The world as we know today has 7 continents. But this was not the scene some 300 million years ago.
The entire landmass of the Earth was joined into one supercontinent - Pangea. Around 200 million years ago, this landmass began to break up. It split into two parts - Laurasia and Gondwana.
Gradually, the Laurasia split into Europe, Asia, and North America and the Gondwana split into Africa, Antarctica, South America and Australia. But recent research suggests that there was a fifth part of the Gondwana too.
According to latest reports, scientists have discovered the fifth continent born out of the Gondwanaland and they have named it as Greater Adria.
According to a study published last week, a landmass the size of Greenland was pushed underneath Southern Europe about 100 million years ago.
It took us almost 100 millions years to discover this continent because most of it was submerged under water.
Later, when its top part was scraped off, the rest of the continent became the foundation of most of the mountain ranges in present Europe. This includes mountain belts of the Apennines, parts of the Alps, the Balkans, Greece and Turkey.
Talking to Business Insider, Douwe van Hinsbergen, the lead author of this study explained how this fifth continent that separated from the Gondwana got shoved underneath Europe. He said:
"Suppose you have a sweater on. As you push your arm under the table, the sweater sleeve stays behind, getting folded and jutting upward. This folded sleeve formed the mountains."
Reconstructions of our planet's geologic history can help countries and companies looking to mine valuable mineral deposits. pic.twitter.com/BkAutu11hQ— Business Insider India🇮🇳 (@BiIndia) September 24, 2019
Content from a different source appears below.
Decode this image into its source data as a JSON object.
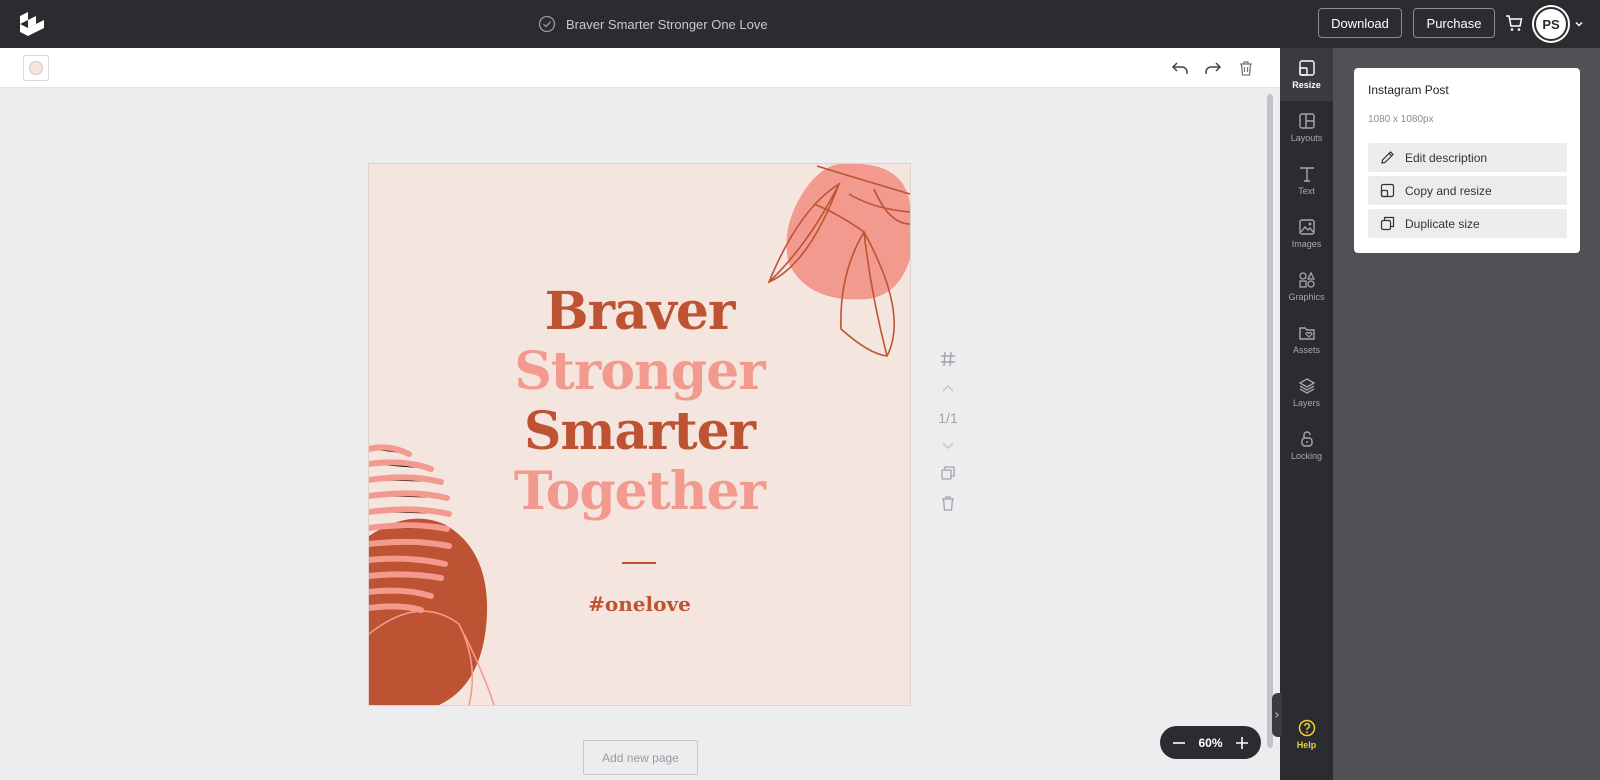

Experts believe that this study and its findings will open new avenues in exploration of mineral deposits and understanding our earth's geological past.